Records for this task
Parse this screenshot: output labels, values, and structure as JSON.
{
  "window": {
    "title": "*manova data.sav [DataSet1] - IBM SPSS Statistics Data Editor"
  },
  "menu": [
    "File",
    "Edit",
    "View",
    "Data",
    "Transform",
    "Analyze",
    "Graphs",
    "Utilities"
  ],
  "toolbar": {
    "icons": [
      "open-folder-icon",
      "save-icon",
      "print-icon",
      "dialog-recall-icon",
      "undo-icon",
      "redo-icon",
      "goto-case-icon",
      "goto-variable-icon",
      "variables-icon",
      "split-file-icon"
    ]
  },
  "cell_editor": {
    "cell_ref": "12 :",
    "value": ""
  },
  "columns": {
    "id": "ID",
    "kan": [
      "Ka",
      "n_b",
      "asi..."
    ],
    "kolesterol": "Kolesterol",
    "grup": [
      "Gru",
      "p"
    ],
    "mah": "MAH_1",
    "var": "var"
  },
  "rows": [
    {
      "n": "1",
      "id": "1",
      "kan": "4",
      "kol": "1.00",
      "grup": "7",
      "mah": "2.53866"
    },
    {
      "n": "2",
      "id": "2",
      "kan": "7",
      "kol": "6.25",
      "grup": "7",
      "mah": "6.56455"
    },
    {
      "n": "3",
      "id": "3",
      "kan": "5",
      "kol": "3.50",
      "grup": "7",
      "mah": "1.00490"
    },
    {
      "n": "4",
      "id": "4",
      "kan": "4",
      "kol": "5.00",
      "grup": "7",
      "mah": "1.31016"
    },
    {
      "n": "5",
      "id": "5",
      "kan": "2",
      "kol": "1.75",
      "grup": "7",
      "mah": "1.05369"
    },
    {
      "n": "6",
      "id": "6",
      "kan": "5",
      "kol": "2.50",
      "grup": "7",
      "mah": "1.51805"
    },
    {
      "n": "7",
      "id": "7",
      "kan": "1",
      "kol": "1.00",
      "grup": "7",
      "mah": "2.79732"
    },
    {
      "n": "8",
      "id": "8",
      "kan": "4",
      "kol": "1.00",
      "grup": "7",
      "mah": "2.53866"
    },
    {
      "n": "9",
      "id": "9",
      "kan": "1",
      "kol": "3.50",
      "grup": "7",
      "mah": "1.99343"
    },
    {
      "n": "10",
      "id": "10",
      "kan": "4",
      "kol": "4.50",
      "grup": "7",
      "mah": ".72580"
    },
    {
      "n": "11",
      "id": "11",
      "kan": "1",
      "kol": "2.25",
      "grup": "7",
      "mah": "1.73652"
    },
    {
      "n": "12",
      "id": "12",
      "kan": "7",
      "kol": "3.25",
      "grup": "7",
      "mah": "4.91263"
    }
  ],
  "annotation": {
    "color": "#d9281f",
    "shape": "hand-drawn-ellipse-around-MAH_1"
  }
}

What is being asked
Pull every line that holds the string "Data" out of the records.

Solution to this exercise
    "title": "*manova data.sav [DataSet1] - IBM SPSS Statistics Data Editor"
    "Data",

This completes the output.